Cystoid macular edema after cataract surgery, with or without intraocular lens implantation, has been reported to develop in more than 50% of patients as detected by fluorescein angiography. It is associated with reduced visual acuity in up to 8% of cases. Analysis of ongoing clinical trials at the Wilmer Institute indicates that clinically significant cystoid macular edema develops in a lower percentage of cases (2% total incidence and 0.3% persistent cystoid macular edema) if the intraocular lens implantation was uncomplicated. The factors associated with cystoid macular edema and the importance of considering clinically significant rather than just fluorescein-proven cystoid macular edema are discussed. Results of intraocular lens studies reported to the Federal Drug Administration are updated, and results of an ongoing study of prostaglandin inhibitors at the Wilmer Institute are reported.

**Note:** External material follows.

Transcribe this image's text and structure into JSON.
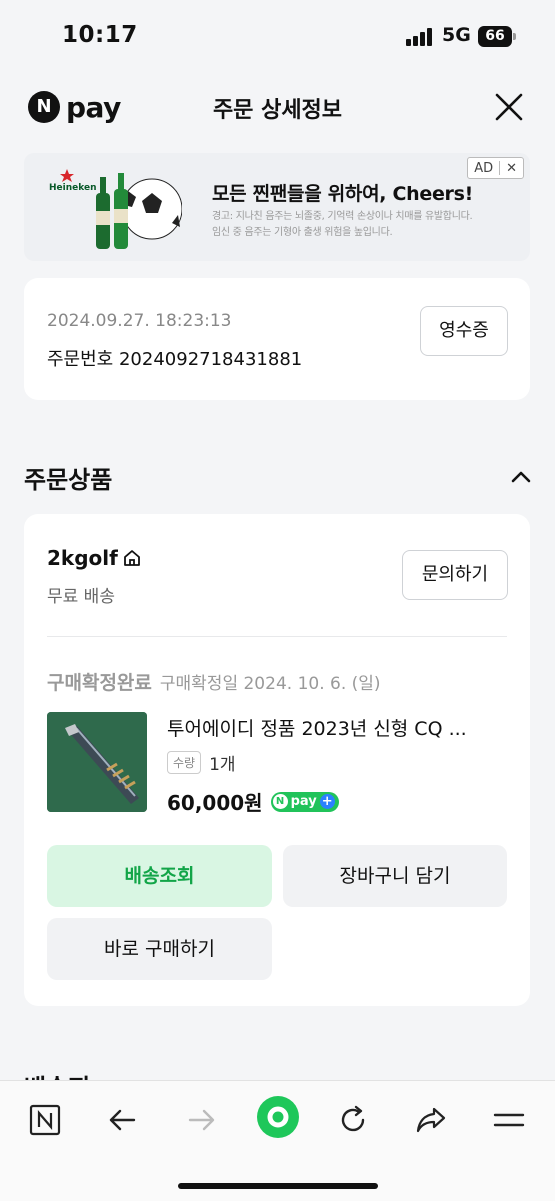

- cystoid macular edema
- fluorescein-proven macular edema
- intraocular lens
- prostaglandin inhibitors
ASJC Scopus subject areas